(Given data)
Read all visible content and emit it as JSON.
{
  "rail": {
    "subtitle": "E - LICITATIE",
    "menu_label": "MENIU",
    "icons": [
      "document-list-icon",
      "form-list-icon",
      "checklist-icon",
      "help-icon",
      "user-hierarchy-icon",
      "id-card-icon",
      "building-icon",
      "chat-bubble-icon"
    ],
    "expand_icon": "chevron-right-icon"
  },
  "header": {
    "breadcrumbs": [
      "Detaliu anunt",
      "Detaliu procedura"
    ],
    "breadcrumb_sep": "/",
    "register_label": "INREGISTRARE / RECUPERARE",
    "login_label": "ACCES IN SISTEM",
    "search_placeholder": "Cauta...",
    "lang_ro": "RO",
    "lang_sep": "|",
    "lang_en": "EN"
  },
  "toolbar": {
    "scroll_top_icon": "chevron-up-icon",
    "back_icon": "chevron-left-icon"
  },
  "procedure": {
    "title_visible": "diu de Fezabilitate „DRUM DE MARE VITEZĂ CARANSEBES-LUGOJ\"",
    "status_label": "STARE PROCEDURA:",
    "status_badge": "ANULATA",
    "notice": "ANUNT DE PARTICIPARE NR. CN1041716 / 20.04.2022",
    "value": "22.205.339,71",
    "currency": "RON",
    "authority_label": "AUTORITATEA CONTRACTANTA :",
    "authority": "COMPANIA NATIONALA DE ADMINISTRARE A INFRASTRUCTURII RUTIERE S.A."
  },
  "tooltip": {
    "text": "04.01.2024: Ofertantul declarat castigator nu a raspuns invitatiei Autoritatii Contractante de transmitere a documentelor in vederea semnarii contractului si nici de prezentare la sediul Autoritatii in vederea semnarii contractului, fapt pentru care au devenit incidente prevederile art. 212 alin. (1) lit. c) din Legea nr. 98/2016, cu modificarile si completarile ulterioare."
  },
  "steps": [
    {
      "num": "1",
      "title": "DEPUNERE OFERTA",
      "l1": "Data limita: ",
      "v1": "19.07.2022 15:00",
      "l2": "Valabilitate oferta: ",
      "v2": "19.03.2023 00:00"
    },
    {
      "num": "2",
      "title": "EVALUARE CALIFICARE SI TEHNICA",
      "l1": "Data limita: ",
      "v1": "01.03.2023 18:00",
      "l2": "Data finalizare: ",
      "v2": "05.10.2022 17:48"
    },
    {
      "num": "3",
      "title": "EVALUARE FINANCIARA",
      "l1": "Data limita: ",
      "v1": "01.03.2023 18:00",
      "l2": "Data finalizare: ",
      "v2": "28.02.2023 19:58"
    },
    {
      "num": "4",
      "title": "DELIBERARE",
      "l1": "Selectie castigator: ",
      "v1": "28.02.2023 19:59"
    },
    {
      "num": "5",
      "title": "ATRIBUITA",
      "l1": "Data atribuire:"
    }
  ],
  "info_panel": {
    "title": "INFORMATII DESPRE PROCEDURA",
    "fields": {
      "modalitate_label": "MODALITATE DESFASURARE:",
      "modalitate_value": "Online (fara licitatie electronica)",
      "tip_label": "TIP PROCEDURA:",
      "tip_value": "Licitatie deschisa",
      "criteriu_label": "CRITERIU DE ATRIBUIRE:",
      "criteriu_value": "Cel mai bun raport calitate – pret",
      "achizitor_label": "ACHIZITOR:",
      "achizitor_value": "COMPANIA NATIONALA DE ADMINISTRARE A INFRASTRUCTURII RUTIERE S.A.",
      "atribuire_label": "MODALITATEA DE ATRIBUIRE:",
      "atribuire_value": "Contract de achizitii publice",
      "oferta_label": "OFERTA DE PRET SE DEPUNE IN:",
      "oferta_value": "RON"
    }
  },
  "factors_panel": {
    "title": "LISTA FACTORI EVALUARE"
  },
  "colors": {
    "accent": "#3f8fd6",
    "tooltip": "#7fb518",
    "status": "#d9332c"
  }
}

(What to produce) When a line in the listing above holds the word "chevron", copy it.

(Written solution)
    "expand_icon": "chevron-right-icon"
    "scroll_top_icon": "chevron-up-icon",
    "back_icon": "chevron-left-icon"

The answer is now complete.